Many biographies of Planned Parenthood founder Margaret Sanger are extremely sympathetic to their subject, some to the point of fawning.
The Sanger life is an interesting one, from her birth in upstate New York in 1879, to her death in Tuscon, Arizona in September, 1996. Whatever one’s views on abortion, contraception and family planning, there is little doubt Sanger’s formative years and her rise as a champion of American feminism, social reform and “reproductive choice”, make for an interesting read.
It is proper for any biographer to hold some fascination for his or her subject.

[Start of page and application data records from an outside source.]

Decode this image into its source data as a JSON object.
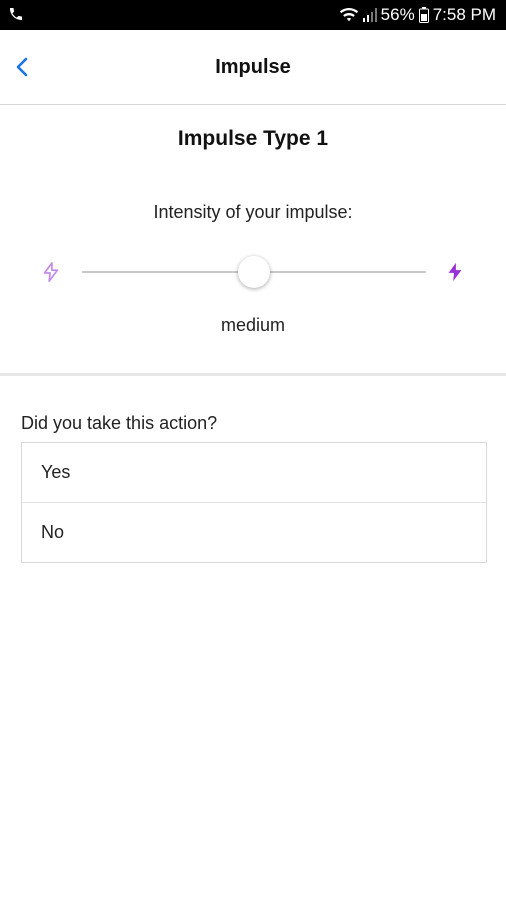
{
  "status_bar": {
    "battery": "56%",
    "time": "7:58 PM",
    "icons": [
      "phone-icon",
      "wifi-icon",
      "signal-icon",
      "battery-icon"
    ]
  },
  "header": {
    "title": "Impulse",
    "back_icon": "chevron-left-icon"
  },
  "impulse": {
    "type_title": "Impulse Type 1",
    "intensity_label": "Intensity of your impulse:",
    "intensity_value_label": "medium",
    "intensity_level": 0.5,
    "low_icon": "lightning-outline-icon",
    "high_icon": "lightning-filled-icon"
  },
  "action": {
    "question": "Did you take this action?",
    "options": [
      "Yes",
      "No"
    ]
  },
  "colors": {
    "accent": "#1a73e8",
    "bolt": "#9b30d9",
    "bolt_light": "#c387ea"
  }
}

Yet in most of the works surveyed, there is an unquestioning acceptance of the propriety of Dangers’ ideals and the methods used to realize them.
In the 1992 book Woman of Valor, Margaret Sanger and the Birth Control Movement in America, author Ellen Chesler portrays Sanger as an emancipator who helped American women gain control over their own bodies. Chesler sees Sanger as a visionary who paved the way for greater social acceptance of such practices as birth control, family planning and reproductive choice.
Although the author shows the many paradoxes of her subject’s life and work, there is an unmistakable fondness for Sanger and for Planned Parenthood.
Another author, Elyse Topalian, extolled Sanger’s courage and far-sightedness, and held her up as a model for American feminism.
Author Douglas Scott, an outspoken critic of Sanger and her Planned Parenthood legacy, had this to say about her biographers: “Now that many books have been written about the life of Margaret Sanger, it is important to remember that not all of them can be taken completely seriously. This is particularly true of Sanger’s autobiographical writings. Keep in mind that not everything written by Margaret Sanger is accurate. The same is true of most of those who have written about her. Some authors—overlooked Sanger’s seedy side in favour of creating a heroine.”
As David M. Kennedy notes in a biographical essay in Birth Control in America, The Career of Margaret Sanger, at least two of Sanger’s books…’were ghost-written and have the flavour of campaign biographies.” Most biographical writing about Mrs. Sanger, Kennedy says, “suffers from close reliance on these two books.”
Scholarship and research can become cloudy when advocacy enters the equation. As a result, the wise reader should approach works on the Planned Parenthood founder with just a few grains of salt.